Recorded data =

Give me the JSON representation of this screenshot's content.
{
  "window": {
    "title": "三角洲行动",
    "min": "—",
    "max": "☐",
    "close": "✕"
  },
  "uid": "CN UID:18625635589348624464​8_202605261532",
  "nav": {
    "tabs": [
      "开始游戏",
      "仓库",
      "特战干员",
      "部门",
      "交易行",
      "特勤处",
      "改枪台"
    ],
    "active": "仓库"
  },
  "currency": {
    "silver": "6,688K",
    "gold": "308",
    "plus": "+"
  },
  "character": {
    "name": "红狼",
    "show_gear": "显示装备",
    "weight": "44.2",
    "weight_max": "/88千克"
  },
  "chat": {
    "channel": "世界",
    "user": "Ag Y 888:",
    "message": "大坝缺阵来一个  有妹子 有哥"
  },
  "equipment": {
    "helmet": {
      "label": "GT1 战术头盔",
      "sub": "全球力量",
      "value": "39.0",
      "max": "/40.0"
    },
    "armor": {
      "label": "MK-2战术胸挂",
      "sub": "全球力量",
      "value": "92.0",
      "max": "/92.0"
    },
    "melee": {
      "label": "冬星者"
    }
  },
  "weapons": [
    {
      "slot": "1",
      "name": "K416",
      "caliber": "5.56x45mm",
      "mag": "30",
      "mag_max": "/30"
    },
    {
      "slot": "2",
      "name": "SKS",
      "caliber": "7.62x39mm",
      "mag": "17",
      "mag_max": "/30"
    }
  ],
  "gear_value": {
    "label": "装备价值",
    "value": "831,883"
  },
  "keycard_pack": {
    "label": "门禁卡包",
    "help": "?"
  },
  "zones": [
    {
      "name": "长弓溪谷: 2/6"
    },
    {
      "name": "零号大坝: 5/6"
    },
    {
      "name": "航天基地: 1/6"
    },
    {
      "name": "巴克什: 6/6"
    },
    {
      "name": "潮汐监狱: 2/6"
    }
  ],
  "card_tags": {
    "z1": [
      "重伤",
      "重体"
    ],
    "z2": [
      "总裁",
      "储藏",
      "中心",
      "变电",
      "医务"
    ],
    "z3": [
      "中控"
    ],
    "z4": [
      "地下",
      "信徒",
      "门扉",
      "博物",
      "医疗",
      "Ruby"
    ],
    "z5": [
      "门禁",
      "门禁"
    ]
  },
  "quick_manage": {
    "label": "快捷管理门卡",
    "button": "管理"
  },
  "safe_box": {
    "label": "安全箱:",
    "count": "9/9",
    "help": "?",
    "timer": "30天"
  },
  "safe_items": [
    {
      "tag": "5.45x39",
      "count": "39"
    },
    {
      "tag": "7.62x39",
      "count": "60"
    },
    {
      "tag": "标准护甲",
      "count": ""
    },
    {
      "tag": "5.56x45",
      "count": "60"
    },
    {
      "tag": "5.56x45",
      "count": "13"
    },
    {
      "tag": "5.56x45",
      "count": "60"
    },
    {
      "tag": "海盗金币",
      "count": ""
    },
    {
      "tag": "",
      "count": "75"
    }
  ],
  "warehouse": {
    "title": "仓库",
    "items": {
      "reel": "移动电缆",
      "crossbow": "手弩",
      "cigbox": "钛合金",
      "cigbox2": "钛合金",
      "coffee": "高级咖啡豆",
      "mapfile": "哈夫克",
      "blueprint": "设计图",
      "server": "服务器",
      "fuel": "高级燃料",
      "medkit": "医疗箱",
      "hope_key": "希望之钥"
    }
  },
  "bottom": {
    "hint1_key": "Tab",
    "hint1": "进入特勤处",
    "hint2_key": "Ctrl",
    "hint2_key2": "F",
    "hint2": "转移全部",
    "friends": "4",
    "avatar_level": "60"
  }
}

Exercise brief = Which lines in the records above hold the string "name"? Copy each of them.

The answer =
    "name": "红狼",
      "name": "K416",
      "name": "SKS",
      "name": "长弓溪谷: 2/6"
      "name": "零号大坝: 5/6"
      "name": "航天基地: 1/6"
      "name": "巴克什: 6/6"
      "name": "潮汐监狱: 2/6"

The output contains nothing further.